North Korea’s arrest of American casts glare on tourists’ safety
SEOUL–North Korea’s latest detention of an American on holiday, its fourth in less than two and a half years, has rekindled scrutiny of the safety and ethics of its controversial tourism industry.
The Korean Central News Agency, North Korea’s official propaganda service, announced the detention of American Otto Warmbier on Friday, accusing the 21-year-old University of Virginia student of committing a “hostile act.” With scant elaboration, KNCA accused Warmbier of entering the country to destroy North Korea’s “single-minded unity at the tacit connivance of the US government and under its manipulation.”
Like all western tourists to the reclusive country, Warmbier traveled with one of the handful of foreign travel companies specializing in tours to the so-called Hermit Kingdom, Young Pioneer Tours. Like its competitors, YPT has long insisted that the country is absolutely safe to visit for tourism.
Safest place on earth?
“Despite what you may hear, North Korea is probably one of the safest places on Earth to visit,” reads the FAQ on its website. “Tourism is very welcomed in North Korea, thus tourists are cherished and well taken care of.”
While insisting all of its customers are warned of the risks of travel, YTP reiterated this point in a statement released over the weekend, noting that the arrest was the first among what it said had been more than 7,000 customers.
It added that it was working with local authorities, the US State Department and Pyongyang’s Swedish Embassy, which represents American interests in North Korea, to secure its customer’s release.
Warmbier is the fourth American tourist to be arrested and held by North Korea after Merrill Newman, Matthew Miller and Jeffrey Fowle, all of whom were later released.
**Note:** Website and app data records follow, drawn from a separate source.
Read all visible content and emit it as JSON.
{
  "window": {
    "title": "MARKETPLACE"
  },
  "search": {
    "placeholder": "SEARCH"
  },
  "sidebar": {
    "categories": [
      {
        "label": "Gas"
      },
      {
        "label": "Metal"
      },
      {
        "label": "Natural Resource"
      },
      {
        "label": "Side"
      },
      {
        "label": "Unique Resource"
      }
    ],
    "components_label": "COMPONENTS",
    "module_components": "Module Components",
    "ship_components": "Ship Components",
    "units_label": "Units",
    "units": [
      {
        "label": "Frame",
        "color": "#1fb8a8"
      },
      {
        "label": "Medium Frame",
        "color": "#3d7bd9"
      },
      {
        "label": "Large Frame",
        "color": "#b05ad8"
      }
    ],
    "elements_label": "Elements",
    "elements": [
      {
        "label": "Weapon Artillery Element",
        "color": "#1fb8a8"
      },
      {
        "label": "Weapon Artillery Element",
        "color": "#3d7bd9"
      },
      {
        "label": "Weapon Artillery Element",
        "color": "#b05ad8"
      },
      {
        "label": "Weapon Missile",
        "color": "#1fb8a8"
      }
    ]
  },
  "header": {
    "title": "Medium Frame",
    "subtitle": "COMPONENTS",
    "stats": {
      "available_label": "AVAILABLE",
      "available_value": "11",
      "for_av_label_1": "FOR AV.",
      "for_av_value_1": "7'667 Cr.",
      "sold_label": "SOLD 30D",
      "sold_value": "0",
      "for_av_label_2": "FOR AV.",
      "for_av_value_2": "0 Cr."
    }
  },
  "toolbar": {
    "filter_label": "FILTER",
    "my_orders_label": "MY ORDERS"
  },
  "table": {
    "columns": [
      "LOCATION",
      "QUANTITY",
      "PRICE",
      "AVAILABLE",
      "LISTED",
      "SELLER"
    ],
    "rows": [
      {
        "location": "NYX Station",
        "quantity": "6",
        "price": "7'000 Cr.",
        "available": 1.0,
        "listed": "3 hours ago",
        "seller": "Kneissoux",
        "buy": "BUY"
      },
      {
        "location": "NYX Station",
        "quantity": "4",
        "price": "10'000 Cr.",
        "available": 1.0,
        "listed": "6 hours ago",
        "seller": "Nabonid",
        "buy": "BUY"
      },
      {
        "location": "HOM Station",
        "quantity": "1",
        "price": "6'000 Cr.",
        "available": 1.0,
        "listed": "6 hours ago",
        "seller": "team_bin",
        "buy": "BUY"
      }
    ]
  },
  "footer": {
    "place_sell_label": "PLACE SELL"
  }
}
He is also one of three Westerners currently being held in the country, along with Canadian pastor Hyeon Soo Lim and Korean-American missionary Kim Dong-chul.
“The tour agencies have to be 100% honest about the danger and the risk if they (customers) don’t abide 100% by the rules laid out by the North Koreans or by the tour groups,” Jean H. Lee, the former Pyongyang bureau chief of the Associated Press, told Asia Times. “It can be safe, but certainly, you break one rule — and it could be a very minor infraction in our world — and it has serious consequences in there.”
Tourists to North Korea are constantly cloaked by North Korean minders, and are restricted in where they can stay or visit. In Warmbier’s case, it remains unclear what led to his arrest. YPT told Reuters only that an “incident” at his hotel had preceded him being escorted to an immigration room at Pyongyang Sunan International Airport ahead of his departing flight. Tourists previously detained have gotten into trouble for a variety of reasons. Newman, a Korean War veteran, reportedly asked his North Korean guides to meet other veterans; Miller tried to get arrested by ripping up his visa and claiming asylum; and Fowle purposely left a bible in a nightclub in a country where proselytizing is banned.
“The problem is that we in the West or South Korea are accustomed to a lot more freedom — freedom of expression, freedom of movement — so it’s very hard to wrap our heads around the idea that we can’t just go for a walk because that’s illegal,” said Lee.
Internal political angle
She added that safety could also depend on North Korea’s internal political situation at the time. Pyongyang is currently facing the prospect of further international sanctions for its fourth nuclear test earlier this month, which it claimed was a hydrogen bomb.
“So anyone who chooses to make a trip there really needs to do their homework before they go to North Korea,” said Lee. “They need to understand what the situation is politically, they need to understand what the rules and regulations are. And they should not believe any travel agency that pretends it’s just like traveling to any other country; it’s not like any other country.”
Along with YPT, four foreign tour companies — Koryo Tours, Uri Tours, Juche Travel Services and Korea Konsult — either declined to comment or failed to respond to queries by Asia Times about how customers had responded to the arrest or whether they intended to review safety.
Mark Yampolsky, who runs US-based New Korea Tours, said the latest incident hadn’t prompted him to reevaluate how he operated his business or to believe North Korea had become more dangerous than before.
“I believe that such incidents are the results of tourists’ behavior which contradicts pre-tour instructions they receive,” he said.
That was a sentiment echoed by former tour guide in North Korea who wished to remain anonymous.
“I’m very interested to learn the details of the incident, people just don’t get detained in the DPRK (Democratic Peoples’ Republic of Korea) for no reason, something drastic must have happened,” he said.
For now, business appears to be running as normal for tour operators. YTP has said its tours have not been affected, and as yet no other tour company has indicated any differently.
“There is always some sort of crisis in the the DPRK tourism industry,” said the former guide. “Things will continue moving ahead. I think YPT is heavily involved with their inside contacts and working with concerned agencies to resolve the situation.”
John Power is a journalist who has reported on North and South Korea since 2010. His work has appeared in outlets including The Daily Mail, The Christian Science Monitor, Mashable, NK News, Asian Geographic, The Diplomat, The Korea Herald and Narratively, among others.